The lineup for the Tryotting Open Handicap was High Command (A-2, John Patterson Sr); Surrogate (A-2, John Kopas); Noble Newstime (A-2, Eddie Wheeler); Wonder Child (A-2, Hugh Parshall), Ideal Love (A-1, James Larent); Super Marrty (JFA, Herman Hylkema); Burgomeister (FFA, William Haughton) - scratched; Able Mission (FFA, George Phalen)  The race was won by Wonder Child in a shocker as he paid $30.60 to win.

Here is he field for the $250,000 Roosevelt International competed at a 1 1/4 mile (the  Challenge Cup the following week competed at 1 1/2 miles).

Horton (Canada) was Canadian owned but trained and driven by Clint Galbraith.  He was invited off a three win race streak including a stakes race at Greenwood Raceway.

Jorky (France) trained and driven by Leopold Verroken who was invited off a five rae win streak starting at the Elitlopp. He came into the International off five rae streak including victories in Denmark, France, Holland, and West Germany.  He was the morning line favorite.

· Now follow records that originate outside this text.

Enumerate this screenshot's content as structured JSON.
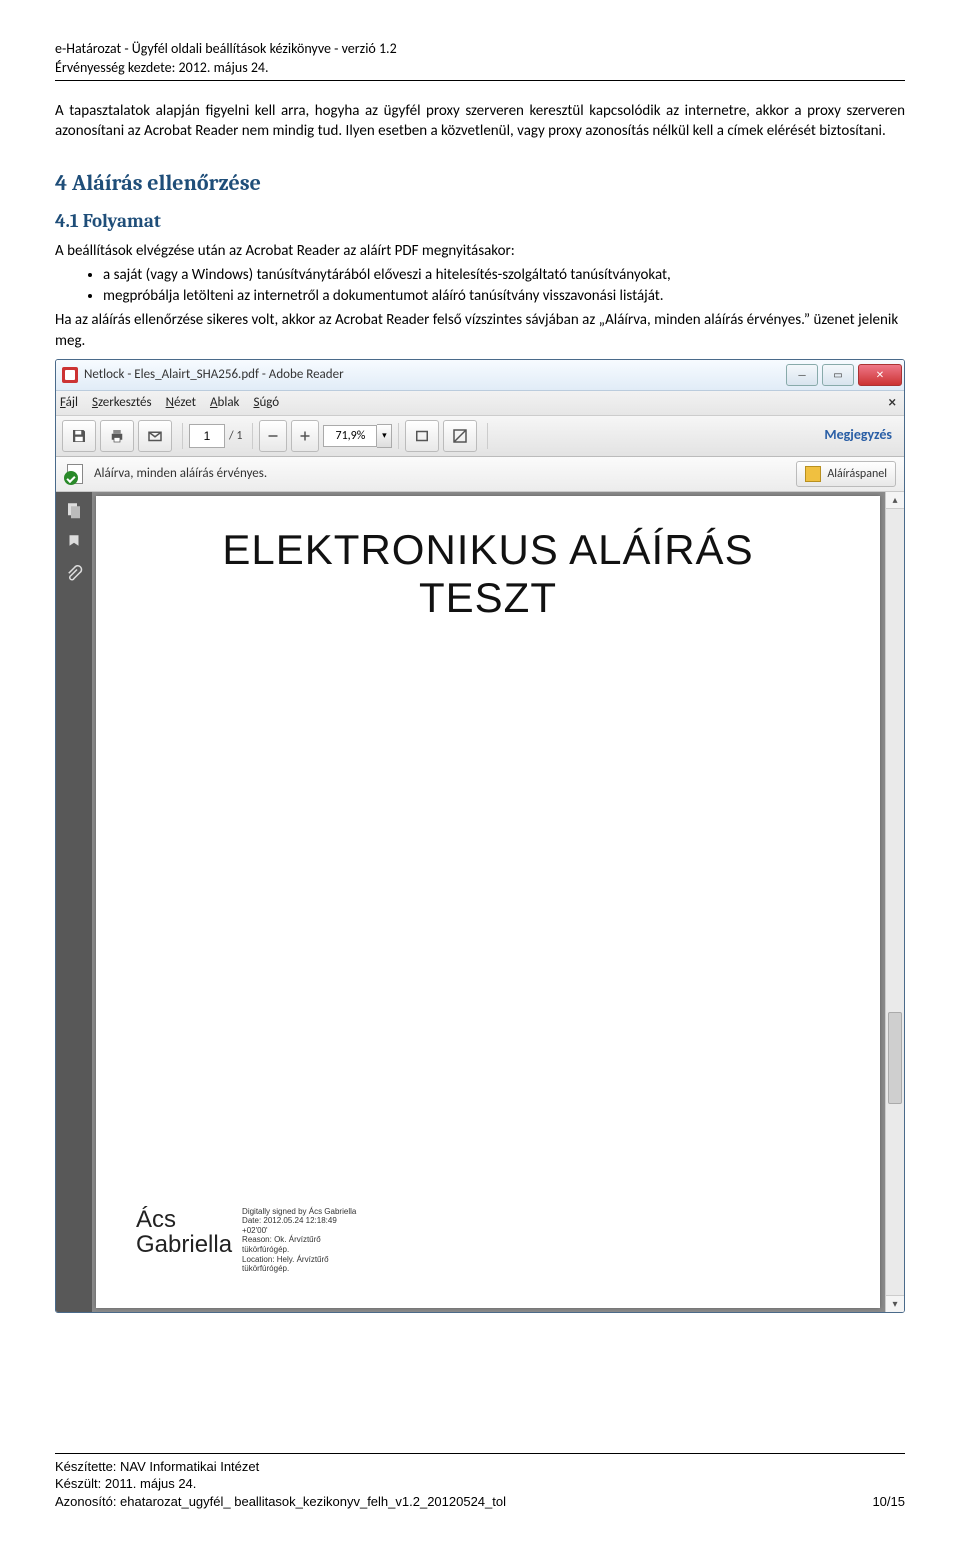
{
  "header": {
    "line1": "e-Határozat - Ügyfél oldali beállítások kézikönyve - verzió 1.2",
    "line2": "Érvényesség kezdete: 2012. május 24."
  },
  "body": {
    "para1": "A tapasztalatok alapján figyelni kell arra, hogyha az ügyfél proxy szerveren keresztül kapcsolódik az internetre, akkor a proxy szerveren azonosítani az Acrobat Reader nem mindig tud. Ilyen esetben a közvetlenül, vagy proxy azonosítás nélkül kell a címek elérését biztosítani.",
    "h1": "4   Aláírás ellenőrzése",
    "h2": "4.1   Folyamat",
    "intro": "A beállítások elvégzése után az Acrobat Reader az aláírt PDF megnyitásakor:",
    "bullets": [
      "a saját (vagy a Windows) tanúsítványtárából előveszi a hitelesítés-szolgáltató tanúsítványokat,",
      "megpróbálja letölteni az internetről a dokumentumot aláíró tanúsítvány visszavonási listáját."
    ],
    "conclude": "Ha az aláírás ellenőrzése sikeres volt, akkor az Acrobat Reader felső vízszintes sávjában az „Aláírva, minden aláírás érvényes.” üzenet jelenik meg."
  },
  "window": {
    "title": "Netlock - Eles_Alairt_SHA256.pdf - Adobe Reader",
    "menu": {
      "file": "Fájl",
      "edit": "Szerkesztés",
      "view": "Nézet",
      "window": "Ablak",
      "help": "Súgó"
    },
    "toolbar": {
      "page_value": "1",
      "page_of": "/ 1",
      "zoom": "71,9%",
      "comment": "Megjegyzés"
    },
    "sigbar": {
      "msg": "Aláírva, minden aláírás érvényes.",
      "panel": "Aláíráspanel"
    }
  },
  "pdf": {
    "title_line1": "ELEKTRONIKUS ALÁÍRÁS",
    "title_line2": "TESZT",
    "sig_name_1": "Ács",
    "sig_name_2": "Gabriella",
    "sig_details": "Digitally signed by Ács Gabriella\nDate: 2012.05.24 12:18:49\n+02'00'\nReason: Ok. Árvíztűrő\ntükörfúrógép.\nLocation: Hely. Árvíztűrő\ntükörfúrógép."
  },
  "footer": {
    "l1": "Készítette: NAV Informatikai Intézet",
    "l2": "Készült: 2011. május 24.",
    "l3": "Azonosító: ehatarozat_ugyfél_ beallitasok_kezikonyv_felh_v1.2_20120524_tol",
    "page": "10/15"
  }
}
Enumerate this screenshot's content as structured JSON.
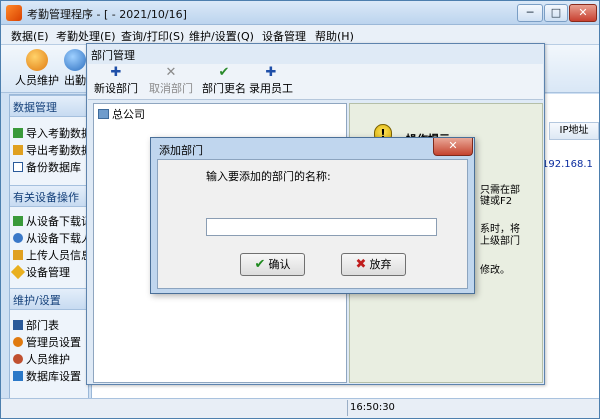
{
  "app": {
    "title": "考勤管理程序 - [ - 2021/10/16]",
    "window_buttons": {
      "minimize": "─",
      "maximize": "□",
      "close": "✕"
    }
  },
  "menu": [
    "数据(E)",
    "考勤处理(E)",
    "查询/打印(S)",
    "维护/设置(Q)",
    "设备管理",
    "帮助(H)"
  ],
  "toolbar": [
    {
      "label": "人员维护",
      "icon": "people-icon"
    },
    {
      "label": "出勤",
      "icon": "attendance-icon"
    }
  ],
  "left_panel": {
    "groups": [
      {
        "title": "数据管理",
        "items": [
          {
            "label": "导入考勤数据",
            "icon": "import-arrow-icon"
          },
          {
            "label": "导出考勤数据",
            "icon": "export-arrow-icon"
          },
          {
            "label": "备份数据库",
            "icon": "backup-icon"
          }
        ]
      },
      {
        "title": "有关设备操作",
        "items": [
          {
            "label": "从设备下载记录",
            "icon": "download-icon"
          },
          {
            "label": "从设备下载人员",
            "icon": "download-user-icon"
          },
          {
            "label": "上传人员信息",
            "icon": "upload-icon"
          },
          {
            "label": "设备管理",
            "icon": "device-icon"
          }
        ]
      },
      {
        "title": "维护/设置",
        "items": [
          {
            "label": "部门表",
            "icon": "department-icon"
          },
          {
            "label": "管理员设置",
            "icon": "admin-icon"
          },
          {
            "label": "人员维护",
            "icon": "people-icon"
          },
          {
            "label": "数据库设置",
            "icon": "database-icon"
          }
        ]
      }
    ]
  },
  "right_area": {
    "ip_header": "IP地址",
    "ip_value": "192.168.1"
  },
  "status": {
    "time": "16:50:30"
  },
  "dept_window": {
    "title": "部门管理",
    "toolbar": [
      {
        "label": "新设部门",
        "glyph": "✚",
        "icon": "new-department-icon",
        "enabled": true,
        "color": "#1f4fa8"
      },
      {
        "label": "取消部门",
        "glyph": "✕",
        "icon": "cancel-department-icon",
        "enabled": false,
        "color": "#8a8a8a"
      },
      {
        "label": "部门更名",
        "glyph": "✔",
        "icon": "rename-department-icon",
        "enabled": true,
        "color": "#2a8a2a"
      },
      {
        "label": "录用员工",
        "glyph": "✚",
        "icon": "hire-employee-icon",
        "enabled": true,
        "color": "#1f4fa8"
      }
    ],
    "tree_root": "总公司",
    "hint": {
      "icon": "!",
      "title": "操作提示",
      "lines": [
        "只需在部",
        "键或F2",
        "",
        "系时，将",
        "上级部门",
        "",
        "",
        "修改。"
      ]
    }
  },
  "add_dialog": {
    "title": "添加部门",
    "prompt": "输入要添加的部门的名称:",
    "input_value": "",
    "ok_label": "确认",
    "ok_glyph": "✔",
    "cancel_label": "放弃",
    "cancel_glyph": "✖",
    "close_glyph": "✕"
  },
  "colors": {
    "group_title": "#14407a",
    "ip_text": "#0b2c9e",
    "ok_green": "#1f8a1f",
    "cancel_red": "#c01d1d"
  }
}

Motor Mouth ( United States) was driven by Earl Cruise.  He got into the race by finishing second in the American Trotting Championship which determined the American entrants to the International. 

Parmir Brodde (Sweden) driven and trained by Karl Erik Nilsson reprented Sweden based on his performances against Jorky.  Coming into the race, he had a 1:58.2 mile rate.

Then there was Ideal du Gazeau (France).  The monster of France (second choice) was driven and trained by Euguen Lefevrre and he was clearly the monster of Europe with lifetime earnings of over $1.26 million.  A winner of an elimination of the Elitlopp, he was defeated by Jorky in the Elitlopp final and a race in Copenhagen, hence the co-second favorite status.

Italy was represented by Ceox driven by Vittorio Guzzinati who raced almost primarily in Italy.  Hus last race coming into the international was a victory in Trieste in a mile rate of 2:03.

Arin Baritono represented Argentina.  The Argentine bred horse has been doing his racing in the United States primarily at Pompano and was driven by George Hap Jr.  Admittedly he had done little in the United States but had one nine of ten races in Argentina as a two year old. 

 So How did the 1981 International unfold?  The late Jack E Lee gives us the call.

Ideal du Gazeau was the winner for the mile and the quarter in a time of 2:32.3 (:31.3, 1:02.2, 1;32.3, 2:02.4) holding off fellow French horse Jorky with Sweden's Pamir Broddee finishing third.

If you noticed the replay, you can see how exciting racing over the half mile can be with horses racing more like they did in the International.

There were a few more internationls held between Roosevelt and Yonkers which then cancelled the races due to financial concerns.  It would be great if someone could find a way to bring back international racing to the states.        

1 comment:

Anonymous said...

Jimmy Larente's trotter's name was Idle Love, not Ideal Love.